What are the main differences between a shortboard and a longboard?
The main differences between a longboard and a shortboard are the size (longboards are usually around 9 feet, while shortboards range from 5 to 7 feet), the board shape (longboards have a rounded nose and wide tail, while shortboards have more of an arrowhead shape) and wave preference (longboards tend to perform well in small, mellow waves while shortboards excel in steeper, more critical conditions).
Are there different longboard types?
Yes, there are a few different types of longboard. These are the classic longboard (otherwise known as the Malibu or Log), the modern longboard and the mini mal.
Each type of board is designed for different types of surfing – from beginner cruising down to advanced high-performance manoeuvres. At Xanadu, we match you with the right board that suits your skill level and wave type.
Which type of longboard is easiest to ride?
This depends on your skill level, but assuming you’re a beginner, the easiest type of longboard to learn on is one that you feel most comfortable with.
In our opinion, learners can easily master the basics on a classic longboard shape that’s around 9 feet long. You can then move on to a mini mal or modern longboard when you feel more confident in small waves and know a few surf safety tips.

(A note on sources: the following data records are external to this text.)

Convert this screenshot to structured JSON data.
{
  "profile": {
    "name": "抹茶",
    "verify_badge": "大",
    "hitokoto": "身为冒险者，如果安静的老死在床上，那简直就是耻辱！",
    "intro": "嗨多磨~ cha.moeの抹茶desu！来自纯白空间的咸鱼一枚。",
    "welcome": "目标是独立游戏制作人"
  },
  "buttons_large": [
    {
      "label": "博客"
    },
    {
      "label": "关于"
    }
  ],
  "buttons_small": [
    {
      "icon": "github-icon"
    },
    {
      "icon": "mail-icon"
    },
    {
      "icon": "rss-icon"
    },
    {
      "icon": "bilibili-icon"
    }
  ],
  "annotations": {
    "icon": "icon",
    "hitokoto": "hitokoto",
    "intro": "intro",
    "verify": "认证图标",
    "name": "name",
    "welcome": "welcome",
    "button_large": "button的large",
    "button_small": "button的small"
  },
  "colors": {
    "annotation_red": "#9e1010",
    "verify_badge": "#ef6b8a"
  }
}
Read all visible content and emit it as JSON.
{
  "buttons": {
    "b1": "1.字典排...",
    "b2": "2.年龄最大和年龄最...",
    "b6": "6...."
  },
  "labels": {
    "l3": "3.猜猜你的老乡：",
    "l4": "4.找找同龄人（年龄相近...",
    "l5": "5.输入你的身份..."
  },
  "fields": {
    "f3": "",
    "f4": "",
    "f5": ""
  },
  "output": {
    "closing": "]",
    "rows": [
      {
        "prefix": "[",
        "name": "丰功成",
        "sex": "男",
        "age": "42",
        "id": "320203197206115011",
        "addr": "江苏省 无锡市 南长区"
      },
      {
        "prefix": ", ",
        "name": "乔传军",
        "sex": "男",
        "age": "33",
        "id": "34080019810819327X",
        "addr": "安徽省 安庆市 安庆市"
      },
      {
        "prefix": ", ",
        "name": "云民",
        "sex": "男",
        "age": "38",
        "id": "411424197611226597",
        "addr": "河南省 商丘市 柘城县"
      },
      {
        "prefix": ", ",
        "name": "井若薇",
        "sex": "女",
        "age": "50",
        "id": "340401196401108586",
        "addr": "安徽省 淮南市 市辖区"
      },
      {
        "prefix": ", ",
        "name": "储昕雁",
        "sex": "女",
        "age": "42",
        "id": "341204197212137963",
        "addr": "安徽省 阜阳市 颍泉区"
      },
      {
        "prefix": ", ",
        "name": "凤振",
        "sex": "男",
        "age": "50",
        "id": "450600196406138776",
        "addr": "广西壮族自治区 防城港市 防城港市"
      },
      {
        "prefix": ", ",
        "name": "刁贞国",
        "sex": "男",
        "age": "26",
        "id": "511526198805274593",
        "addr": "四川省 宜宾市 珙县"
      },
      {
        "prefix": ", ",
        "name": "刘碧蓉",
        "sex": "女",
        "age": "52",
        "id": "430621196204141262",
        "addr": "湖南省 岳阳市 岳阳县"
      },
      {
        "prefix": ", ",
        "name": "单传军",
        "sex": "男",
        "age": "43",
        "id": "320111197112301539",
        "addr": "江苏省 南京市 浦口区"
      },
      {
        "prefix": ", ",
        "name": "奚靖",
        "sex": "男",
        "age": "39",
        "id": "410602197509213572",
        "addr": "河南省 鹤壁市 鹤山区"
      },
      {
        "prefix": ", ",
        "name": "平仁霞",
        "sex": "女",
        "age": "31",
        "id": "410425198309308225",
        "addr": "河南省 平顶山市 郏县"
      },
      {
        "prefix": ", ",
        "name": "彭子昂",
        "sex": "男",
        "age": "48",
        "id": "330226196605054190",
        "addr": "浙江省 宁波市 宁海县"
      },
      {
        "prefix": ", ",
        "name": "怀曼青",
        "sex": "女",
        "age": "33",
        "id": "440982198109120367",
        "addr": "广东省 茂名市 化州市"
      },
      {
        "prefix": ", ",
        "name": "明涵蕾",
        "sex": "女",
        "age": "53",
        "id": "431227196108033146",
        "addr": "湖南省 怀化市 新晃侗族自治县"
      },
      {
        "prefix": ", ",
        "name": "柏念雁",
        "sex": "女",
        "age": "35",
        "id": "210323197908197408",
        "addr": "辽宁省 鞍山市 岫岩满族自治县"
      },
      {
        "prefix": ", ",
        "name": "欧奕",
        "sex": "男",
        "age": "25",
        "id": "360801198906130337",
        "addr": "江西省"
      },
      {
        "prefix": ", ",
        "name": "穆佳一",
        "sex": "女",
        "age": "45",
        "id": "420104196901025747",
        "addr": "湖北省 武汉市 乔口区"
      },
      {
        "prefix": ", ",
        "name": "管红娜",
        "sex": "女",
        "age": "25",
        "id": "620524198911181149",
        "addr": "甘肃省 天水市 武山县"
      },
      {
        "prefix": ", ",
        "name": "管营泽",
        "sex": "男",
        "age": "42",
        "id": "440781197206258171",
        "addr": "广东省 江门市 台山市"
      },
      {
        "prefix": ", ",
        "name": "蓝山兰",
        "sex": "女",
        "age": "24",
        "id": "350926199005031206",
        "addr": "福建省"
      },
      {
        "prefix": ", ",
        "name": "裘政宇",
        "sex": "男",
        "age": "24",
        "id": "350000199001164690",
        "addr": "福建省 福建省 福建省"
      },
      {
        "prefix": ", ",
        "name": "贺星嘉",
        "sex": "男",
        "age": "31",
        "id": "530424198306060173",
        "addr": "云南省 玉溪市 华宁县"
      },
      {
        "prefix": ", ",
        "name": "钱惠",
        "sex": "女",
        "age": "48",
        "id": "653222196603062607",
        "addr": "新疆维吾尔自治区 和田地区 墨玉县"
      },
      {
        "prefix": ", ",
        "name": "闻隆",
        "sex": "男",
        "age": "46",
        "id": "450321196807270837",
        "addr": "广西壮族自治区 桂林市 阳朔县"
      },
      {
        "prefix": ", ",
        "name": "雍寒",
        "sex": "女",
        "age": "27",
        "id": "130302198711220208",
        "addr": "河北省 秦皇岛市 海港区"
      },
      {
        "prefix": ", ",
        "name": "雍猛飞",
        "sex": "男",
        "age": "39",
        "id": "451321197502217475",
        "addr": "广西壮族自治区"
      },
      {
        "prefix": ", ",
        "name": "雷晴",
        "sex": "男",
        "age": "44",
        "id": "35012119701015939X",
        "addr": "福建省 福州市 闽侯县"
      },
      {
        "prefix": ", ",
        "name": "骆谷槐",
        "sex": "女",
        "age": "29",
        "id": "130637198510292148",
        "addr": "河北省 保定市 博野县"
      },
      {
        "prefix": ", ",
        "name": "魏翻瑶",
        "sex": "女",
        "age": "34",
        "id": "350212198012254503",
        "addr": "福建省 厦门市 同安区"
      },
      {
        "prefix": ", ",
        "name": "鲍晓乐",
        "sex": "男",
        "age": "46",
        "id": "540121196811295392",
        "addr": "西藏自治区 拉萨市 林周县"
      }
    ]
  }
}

Longboard boards are a great way to surf small to medium waves and perform more graceful manoeuvres.
They’re also a fantastic option for beginner surfers, as longboards are incredibly buoyant and stable, allowing them to learn the basics without feeling overwhelmed.
If you’re looking for an easy-riding board that will get you out in the water and standing up quickly, then a longboard is definitely the way to go.
Fortunately for you, we stock a great range of longboards for you to ride at our camp. This means you needn’t lug a longboard all the way to Indonesia – there’s a beautiful one already here… waiting for you!